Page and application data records
------------

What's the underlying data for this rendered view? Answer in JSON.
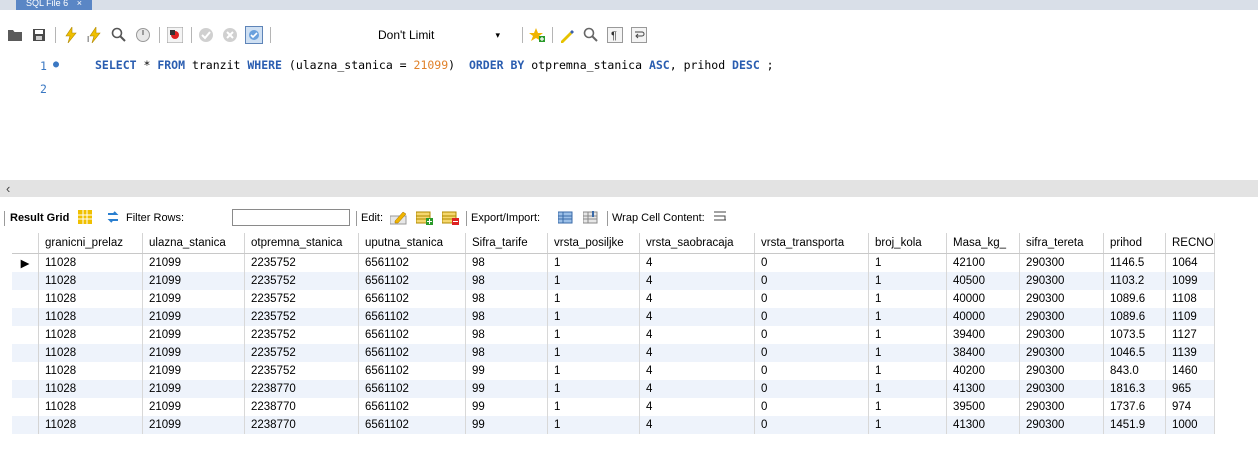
{
  "tab": {
    "title": "SQL File 6",
    "close": "×"
  },
  "toolbar": {
    "limit_value": "Don't Limit",
    "limit_arrow": "▾"
  },
  "editor": {
    "line1": "1",
    "line2": "2",
    "kw_select": "SELECT",
    "star": " * ",
    "kw_from": "FROM",
    "table": " tranzit ",
    "kw_where": "WHERE",
    "cond_open": " (ulazna_stanica = ",
    "cond_num": "21099",
    "cond_close": ")  ",
    "kw_order": "ORDER BY",
    "ord1": " otpremna_stanica ",
    "kw_asc": "ASC",
    "ord2": ", prihod ",
    "kw_desc": "DESC",
    "end": " ;"
  },
  "result_toolbar": {
    "result_grid": "Result Grid",
    "filter_rows": "Filter Rows:",
    "filter_value": "",
    "edit": "Edit:",
    "export_import": "Export/Import:",
    "wrap": "Wrap Cell Content:"
  },
  "grid": {
    "columns": [
      "granicni_prelaz",
      "ulazna_stanica",
      "otpremna_stanica",
      "uputna_stanica",
      "Sifra_tarife",
      "vrsta_posiljke",
      "vrsta_saobracaja",
      "vrsta_transporta",
      "broj_kola",
      "Masa_kg_",
      "sifra_tereta",
      "prihod",
      "RECNO"
    ],
    "rows": [
      [
        "11028",
        "21099",
        "2235752",
        "6561102",
        "98",
        "1",
        "4",
        "0",
        "1",
        "42100",
        "290300",
        "1146.5",
        "1064"
      ],
      [
        "11028",
        "21099",
        "2235752",
        "6561102",
        "98",
        "1",
        "4",
        "0",
        "1",
        "40500",
        "290300",
        "1103.2",
        "1099"
      ],
      [
        "11028",
        "21099",
        "2235752",
        "6561102",
        "98",
        "1",
        "4",
        "0",
        "1",
        "40000",
        "290300",
        "1089.6",
        "1108"
      ],
      [
        "11028",
        "21099",
        "2235752",
        "6561102",
        "98",
        "1",
        "4",
        "0",
        "1",
        "40000",
        "290300",
        "1089.6",
        "1109"
      ],
      [
        "11028",
        "21099",
        "2235752",
        "6561102",
        "98",
        "1",
        "4",
        "0",
        "1",
        "39400",
        "290300",
        "1073.5",
        "1127"
      ],
      [
        "11028",
        "21099",
        "2235752",
        "6561102",
        "98",
        "1",
        "4",
        "0",
        "1",
        "38400",
        "290300",
        "1046.5",
        "1139"
      ],
      [
        "11028",
        "21099",
        "2235752",
        "6561102",
        "99",
        "1",
        "4",
        "0",
        "1",
        "40200",
        "290300",
        "843.0",
        "1460"
      ],
      [
        "11028",
        "21099",
        "2238770",
        "6561102",
        "99",
        "1",
        "4",
        "0",
        "1",
        "41300",
        "290300",
        "1816.3",
        "965"
      ],
      [
        "11028",
        "21099",
        "2238770",
        "6561102",
        "99",
        "1",
        "4",
        "0",
        "1",
        "39500",
        "290300",
        "1737.6",
        "974"
      ],
      [
        "11028",
        "21099",
        "2238770",
        "6561102",
        "99",
        "1",
        "4",
        "0",
        "1",
        "41300",
        "290300",
        "1451.9",
        "1000"
      ]
    ],
    "current_row_marker": "▶"
  },
  "icons": [
    "folder-icon",
    "save-icon",
    "execute-icon",
    "execute-selection-icon",
    "explain-icon",
    "stop-icon",
    "toggle-error-icon",
    "commit-icon",
    "rollback-icon",
    "autocommit-icon",
    "star-add-icon",
    "beautify-icon",
    "find-icon",
    "invisible-chars-icon",
    "wrap-icon"
  ]
}
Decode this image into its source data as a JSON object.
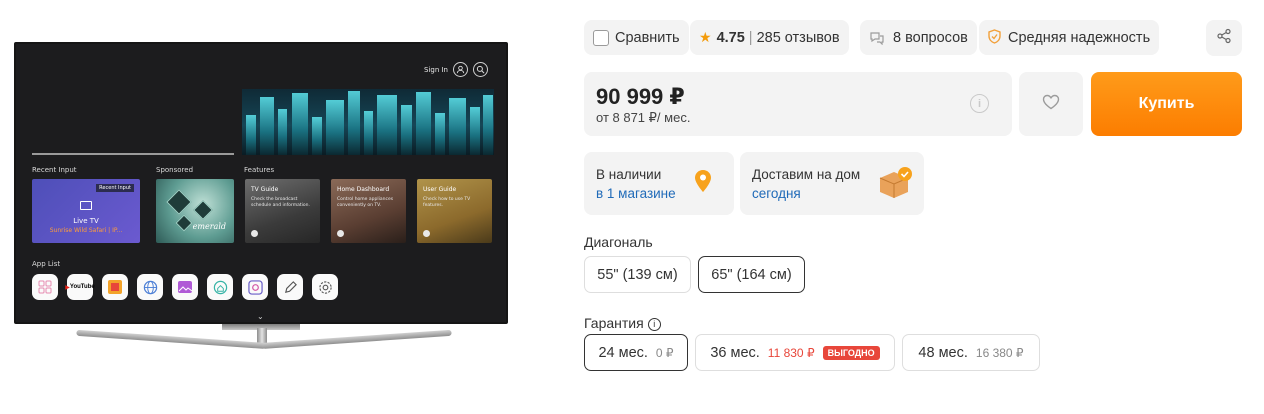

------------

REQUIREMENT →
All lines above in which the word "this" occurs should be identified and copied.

EXPECTED ANSWER →
What's the underlying data for this rendered view? Answer in JSON.
Decode this image into its source data as a JSON object.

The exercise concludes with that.